“If you did enter walking, go out running,” said Arthur, “and let some bring golden drinking horns, and others hot peppered chops, so that there be ample meat and drink. For it is a shameful thing to leave such a man as he of whom you speak, outside in the wind and the rain.”
“Lord,” said Cei (Kay), “it seems to me that the laws of the court should not be broken for his sake.”
“Not so, fair Cei,” said Arthur. “We are noble men only so long as people seek our aid or generosity. The greater the bounty we show, the greater will be our nobility and our fame and our glory.”
Then the gatekeeper opened the gates, and Culhuch did not dismount from his horse, but rode into the great hall.
“Hail, sovereign prince of this island,” he said, “and let this greeting also be to your noblemen and your retinue, and the leaders of your war bands. And may your grace and your faith and your glory ever be in this island.”
“God’s faith, so be it, chieftain!” said Arthur. “And greetings to you in return. Sit down between two warriors, and you shall be fed and waited upon so long as you remain here.”
“I have not come to beg for food and drink,” said the young man. “I have come to ask a boon, and if you grant it, I will repay it, and praise it. But if you do not, your dishonour will spread far and wide.”

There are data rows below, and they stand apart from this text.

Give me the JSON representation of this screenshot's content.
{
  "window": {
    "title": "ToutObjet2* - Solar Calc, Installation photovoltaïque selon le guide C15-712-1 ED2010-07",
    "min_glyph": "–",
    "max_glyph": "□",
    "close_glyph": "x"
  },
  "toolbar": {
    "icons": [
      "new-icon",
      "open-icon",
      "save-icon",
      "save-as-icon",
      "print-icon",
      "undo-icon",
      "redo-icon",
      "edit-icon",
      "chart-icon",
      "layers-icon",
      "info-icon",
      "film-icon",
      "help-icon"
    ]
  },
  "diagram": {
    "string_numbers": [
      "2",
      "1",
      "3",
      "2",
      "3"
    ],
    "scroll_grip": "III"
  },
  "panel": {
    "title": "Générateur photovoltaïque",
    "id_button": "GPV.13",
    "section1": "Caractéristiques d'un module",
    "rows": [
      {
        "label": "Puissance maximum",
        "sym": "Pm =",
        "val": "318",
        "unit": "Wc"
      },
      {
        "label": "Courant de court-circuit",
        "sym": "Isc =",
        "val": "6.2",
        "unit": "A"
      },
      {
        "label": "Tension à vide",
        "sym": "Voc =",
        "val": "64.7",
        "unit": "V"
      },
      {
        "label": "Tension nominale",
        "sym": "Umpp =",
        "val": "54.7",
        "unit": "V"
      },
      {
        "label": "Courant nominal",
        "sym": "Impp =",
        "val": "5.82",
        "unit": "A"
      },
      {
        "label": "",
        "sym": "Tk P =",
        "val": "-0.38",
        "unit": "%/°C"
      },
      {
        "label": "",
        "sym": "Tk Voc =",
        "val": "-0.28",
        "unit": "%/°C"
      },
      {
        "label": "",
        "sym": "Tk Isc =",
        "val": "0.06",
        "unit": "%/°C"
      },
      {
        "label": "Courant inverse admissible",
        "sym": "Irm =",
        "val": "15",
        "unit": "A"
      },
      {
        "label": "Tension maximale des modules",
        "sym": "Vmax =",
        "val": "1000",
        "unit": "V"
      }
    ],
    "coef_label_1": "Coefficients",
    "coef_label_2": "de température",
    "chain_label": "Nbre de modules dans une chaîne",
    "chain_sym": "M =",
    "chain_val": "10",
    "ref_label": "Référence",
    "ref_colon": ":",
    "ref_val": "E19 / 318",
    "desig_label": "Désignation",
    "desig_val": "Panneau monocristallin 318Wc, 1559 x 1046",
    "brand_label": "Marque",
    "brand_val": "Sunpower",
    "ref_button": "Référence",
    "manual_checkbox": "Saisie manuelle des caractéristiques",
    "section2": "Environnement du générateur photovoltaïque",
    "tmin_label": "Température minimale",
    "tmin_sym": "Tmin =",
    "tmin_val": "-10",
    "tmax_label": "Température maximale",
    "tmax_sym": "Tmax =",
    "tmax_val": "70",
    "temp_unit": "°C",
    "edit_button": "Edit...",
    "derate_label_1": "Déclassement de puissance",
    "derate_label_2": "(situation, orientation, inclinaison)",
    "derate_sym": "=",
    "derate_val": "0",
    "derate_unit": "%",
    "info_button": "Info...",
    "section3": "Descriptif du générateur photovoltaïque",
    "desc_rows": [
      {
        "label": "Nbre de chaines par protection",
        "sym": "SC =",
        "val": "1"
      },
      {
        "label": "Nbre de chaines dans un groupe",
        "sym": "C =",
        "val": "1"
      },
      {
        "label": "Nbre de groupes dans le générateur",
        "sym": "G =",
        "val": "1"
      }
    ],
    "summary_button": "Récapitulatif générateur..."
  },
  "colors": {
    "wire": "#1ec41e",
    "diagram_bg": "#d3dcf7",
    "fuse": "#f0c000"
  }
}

“Although you will not remain here with us,” said Arthur, “I will grant you whatever your tongue may name as far as wind dries, rain wets, sun runs, sea stretches, and earth extends, save only my ship, and my cloak, and my sword, and my spear, and my shield, and my dagger, and Guinevere, my wife.
“Do you give your word upon this?” asked Culhuch.
“You shall have it gladly,” said Arthur. “Now, ask for what you will.”
“I ask to have my hair trimmed,” said the young man.
“That you shall have,” said Arthur, and he took a golden comb, and scissors with handles of silver, and he combed the young man’s head.
“My heart feels kindly towards you,” said Arthur. “Tell me who you are.”
“That I will gladly,” said the young man. “I am Culhuch, son of Cilyth, and my mother is Goleuthyth, daughter of Anlawth Wledig.”
“That is true, and you are my first cousin,” said Arthur. “Ask for whatever you will, and you shall have it.”
“I wish that you would win for me the hand of Olwen, daughter of Yspathaden,” said Culhuch.
“Alas, chieftain, I have never heard tell of the maiden whom you name,” said Arthur, “nor have I heard of her parents. I will despatch messengers to seek her.”
Culhuch & Olwen, adapted from the Mabinogion, a collection of Celtic stories preserved in Medieval manuscripts written in the Welsh language.
Next instalment: Part 2: Yspathaden, Chief Giant